ACTIVITY: The answer should be every line below, repeated exactly, with the images left out.

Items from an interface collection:
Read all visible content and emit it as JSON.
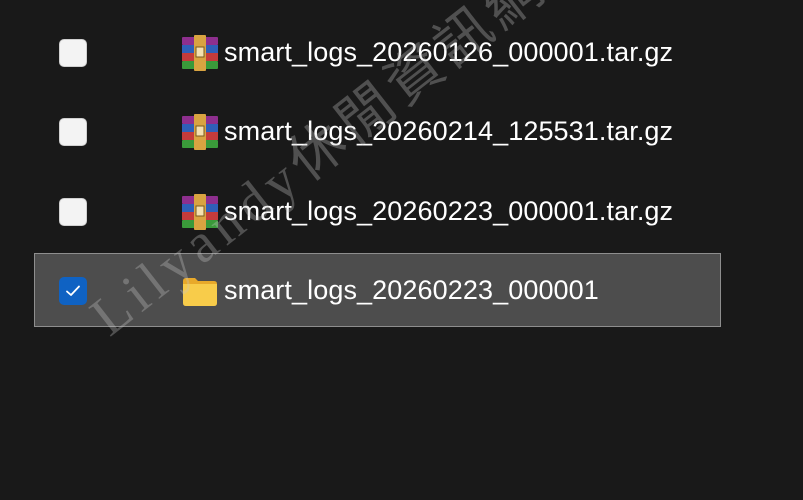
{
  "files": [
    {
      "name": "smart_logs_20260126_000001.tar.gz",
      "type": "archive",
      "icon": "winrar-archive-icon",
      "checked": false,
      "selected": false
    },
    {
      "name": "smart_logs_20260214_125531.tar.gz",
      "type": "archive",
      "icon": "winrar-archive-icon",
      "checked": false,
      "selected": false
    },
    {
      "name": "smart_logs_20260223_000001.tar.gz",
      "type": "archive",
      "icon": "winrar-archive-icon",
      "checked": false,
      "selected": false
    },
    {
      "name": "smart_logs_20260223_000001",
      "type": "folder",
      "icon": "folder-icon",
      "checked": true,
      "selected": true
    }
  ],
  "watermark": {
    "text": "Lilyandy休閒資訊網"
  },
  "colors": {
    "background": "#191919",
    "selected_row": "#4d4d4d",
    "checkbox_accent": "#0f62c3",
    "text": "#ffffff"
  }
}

WRITTEN SOLUTION:
Read all visible content and emit it as JSON.
{
  "files": [
    {
      "name": "smart_logs_20260126_000001.tar.gz",
      "type": "archive",
      "icon": "winrar-archive-icon",
      "checked": false,
      "selected": false
    },
    {
      "name": "smart_logs_20260214_125531.tar.gz",
      "type": "archive",
      "icon": "winrar-archive-icon",
      "checked": false,
      "selected": false
    },
    {
      "name": "smart_logs_20260223_000001.tar.gz",
      "type": "archive",
      "icon": "winrar-archive-icon",
      "checked": false,
      "selected": false
    },
    {
      "name": "smart_logs_20260223_000001",
      "type": "folder",
      "icon": "folder-icon",
      "checked": true,
      "selected": true
    }
  ],
  "watermark": {
    "text": "Lilyandy休閒資訊網"
  },
  "colors": {
    "background": "#191919",
    "selected_row": "#4d4d4d",
    "checkbox_accent": "#0f62c3",
    "text": "#ffffff"
  }
}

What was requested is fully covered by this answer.